Go through the lines of the material and tally those with the string "JSON"; reply with the number alone.

--- DATASET ENTRIES Enclosed Below ---

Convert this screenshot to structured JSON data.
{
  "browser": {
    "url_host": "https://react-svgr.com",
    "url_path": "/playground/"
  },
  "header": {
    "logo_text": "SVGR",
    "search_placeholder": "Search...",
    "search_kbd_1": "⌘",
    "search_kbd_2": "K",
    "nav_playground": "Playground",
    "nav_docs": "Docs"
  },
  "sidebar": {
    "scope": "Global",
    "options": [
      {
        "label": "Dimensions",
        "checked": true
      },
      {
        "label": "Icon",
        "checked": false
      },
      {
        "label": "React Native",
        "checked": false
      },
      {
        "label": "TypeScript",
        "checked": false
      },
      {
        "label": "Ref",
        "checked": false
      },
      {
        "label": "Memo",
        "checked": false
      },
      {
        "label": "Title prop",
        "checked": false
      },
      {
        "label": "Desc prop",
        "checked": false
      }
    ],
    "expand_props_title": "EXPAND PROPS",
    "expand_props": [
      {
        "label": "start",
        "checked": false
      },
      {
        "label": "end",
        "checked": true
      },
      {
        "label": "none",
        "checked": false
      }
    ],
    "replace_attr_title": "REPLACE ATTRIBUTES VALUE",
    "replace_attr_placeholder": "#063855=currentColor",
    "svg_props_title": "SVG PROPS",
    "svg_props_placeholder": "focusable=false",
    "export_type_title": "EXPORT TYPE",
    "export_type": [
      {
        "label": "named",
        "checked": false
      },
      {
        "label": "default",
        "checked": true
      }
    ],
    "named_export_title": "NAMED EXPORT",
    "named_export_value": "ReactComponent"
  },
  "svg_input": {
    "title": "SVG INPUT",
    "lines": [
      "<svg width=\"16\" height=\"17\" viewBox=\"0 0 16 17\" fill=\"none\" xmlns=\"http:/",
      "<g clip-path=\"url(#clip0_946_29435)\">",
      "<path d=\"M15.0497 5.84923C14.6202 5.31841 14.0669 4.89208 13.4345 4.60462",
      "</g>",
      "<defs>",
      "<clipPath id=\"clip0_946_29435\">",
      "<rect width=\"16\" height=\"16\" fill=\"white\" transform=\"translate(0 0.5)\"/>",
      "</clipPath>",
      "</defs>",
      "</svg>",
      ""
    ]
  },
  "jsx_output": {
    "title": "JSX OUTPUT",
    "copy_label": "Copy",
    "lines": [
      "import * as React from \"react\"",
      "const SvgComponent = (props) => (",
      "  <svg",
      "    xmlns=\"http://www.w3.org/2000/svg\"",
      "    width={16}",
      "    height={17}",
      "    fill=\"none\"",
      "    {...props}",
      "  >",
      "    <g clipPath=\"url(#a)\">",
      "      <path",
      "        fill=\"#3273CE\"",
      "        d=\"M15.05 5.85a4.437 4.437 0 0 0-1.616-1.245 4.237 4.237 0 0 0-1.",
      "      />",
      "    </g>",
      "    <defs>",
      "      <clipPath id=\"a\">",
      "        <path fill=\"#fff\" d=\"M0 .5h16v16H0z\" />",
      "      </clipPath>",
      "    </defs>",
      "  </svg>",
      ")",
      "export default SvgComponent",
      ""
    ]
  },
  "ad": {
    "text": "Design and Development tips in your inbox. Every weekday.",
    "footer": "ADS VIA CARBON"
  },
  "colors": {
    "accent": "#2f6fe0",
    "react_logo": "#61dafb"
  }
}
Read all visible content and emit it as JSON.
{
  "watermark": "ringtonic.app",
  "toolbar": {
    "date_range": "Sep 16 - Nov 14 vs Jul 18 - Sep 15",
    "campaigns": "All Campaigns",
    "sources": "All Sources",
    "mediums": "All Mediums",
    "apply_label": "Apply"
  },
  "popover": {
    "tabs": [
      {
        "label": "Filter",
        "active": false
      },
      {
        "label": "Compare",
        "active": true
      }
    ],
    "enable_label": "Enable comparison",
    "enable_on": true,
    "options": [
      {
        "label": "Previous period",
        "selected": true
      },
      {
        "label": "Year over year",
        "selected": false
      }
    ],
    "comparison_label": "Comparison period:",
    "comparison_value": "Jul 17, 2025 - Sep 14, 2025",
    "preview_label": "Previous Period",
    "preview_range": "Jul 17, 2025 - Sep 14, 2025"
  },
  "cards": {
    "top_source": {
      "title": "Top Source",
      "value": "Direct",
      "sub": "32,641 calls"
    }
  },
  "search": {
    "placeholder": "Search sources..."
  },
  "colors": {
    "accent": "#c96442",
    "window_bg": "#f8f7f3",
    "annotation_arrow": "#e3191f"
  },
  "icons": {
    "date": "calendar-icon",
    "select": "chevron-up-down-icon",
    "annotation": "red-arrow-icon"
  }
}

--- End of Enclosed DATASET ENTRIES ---
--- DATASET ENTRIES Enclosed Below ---

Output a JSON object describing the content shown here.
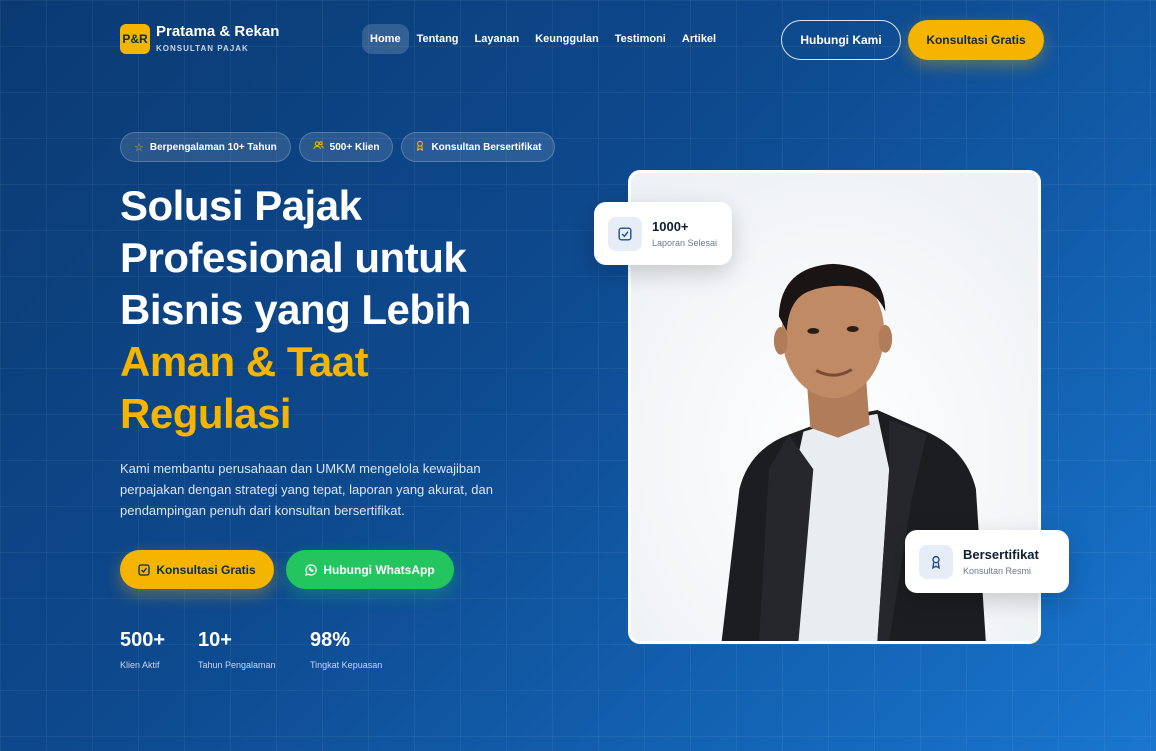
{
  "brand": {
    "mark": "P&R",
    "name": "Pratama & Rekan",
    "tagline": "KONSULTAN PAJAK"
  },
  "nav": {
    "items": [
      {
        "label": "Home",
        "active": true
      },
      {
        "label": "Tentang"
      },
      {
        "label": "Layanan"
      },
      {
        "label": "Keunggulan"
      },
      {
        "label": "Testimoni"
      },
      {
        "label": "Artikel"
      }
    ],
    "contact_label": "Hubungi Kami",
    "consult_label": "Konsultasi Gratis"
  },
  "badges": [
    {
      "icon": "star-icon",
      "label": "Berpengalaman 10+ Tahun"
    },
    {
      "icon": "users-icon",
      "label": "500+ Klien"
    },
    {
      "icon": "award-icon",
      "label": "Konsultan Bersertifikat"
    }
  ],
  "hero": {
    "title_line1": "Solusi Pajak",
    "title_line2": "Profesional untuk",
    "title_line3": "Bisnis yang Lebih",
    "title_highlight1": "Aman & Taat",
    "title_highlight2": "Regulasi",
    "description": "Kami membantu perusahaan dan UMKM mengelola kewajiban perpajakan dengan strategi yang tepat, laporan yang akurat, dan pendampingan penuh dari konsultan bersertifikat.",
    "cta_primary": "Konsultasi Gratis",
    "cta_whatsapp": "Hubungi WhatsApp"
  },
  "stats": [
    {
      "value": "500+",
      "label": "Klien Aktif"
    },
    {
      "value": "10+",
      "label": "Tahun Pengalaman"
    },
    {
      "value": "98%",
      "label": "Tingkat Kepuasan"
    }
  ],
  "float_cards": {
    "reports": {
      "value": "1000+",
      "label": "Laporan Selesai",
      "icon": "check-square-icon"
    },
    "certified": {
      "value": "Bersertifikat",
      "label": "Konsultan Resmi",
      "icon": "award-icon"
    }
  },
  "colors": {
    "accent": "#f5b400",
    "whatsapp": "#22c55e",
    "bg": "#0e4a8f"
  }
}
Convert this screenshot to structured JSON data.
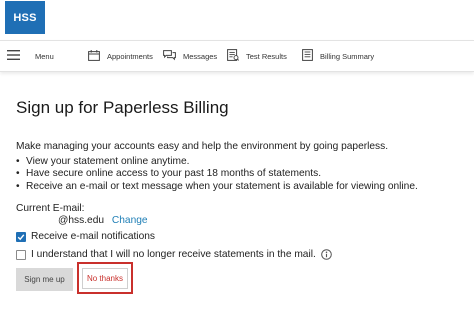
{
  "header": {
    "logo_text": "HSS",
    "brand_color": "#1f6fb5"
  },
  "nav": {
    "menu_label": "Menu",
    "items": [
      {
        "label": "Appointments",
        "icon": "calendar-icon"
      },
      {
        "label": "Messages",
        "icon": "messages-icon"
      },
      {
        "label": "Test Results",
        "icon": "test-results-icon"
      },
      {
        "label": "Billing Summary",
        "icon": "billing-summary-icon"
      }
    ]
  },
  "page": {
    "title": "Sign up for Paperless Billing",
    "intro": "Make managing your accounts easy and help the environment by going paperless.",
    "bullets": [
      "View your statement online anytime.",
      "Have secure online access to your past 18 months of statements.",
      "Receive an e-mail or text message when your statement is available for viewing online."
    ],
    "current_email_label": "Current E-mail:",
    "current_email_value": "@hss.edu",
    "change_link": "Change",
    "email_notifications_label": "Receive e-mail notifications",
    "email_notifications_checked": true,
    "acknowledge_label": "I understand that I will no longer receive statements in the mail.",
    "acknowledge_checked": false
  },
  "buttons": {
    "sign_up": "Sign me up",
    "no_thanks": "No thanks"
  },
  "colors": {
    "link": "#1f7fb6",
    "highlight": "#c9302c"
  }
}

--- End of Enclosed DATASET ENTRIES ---

RESPONSE: 4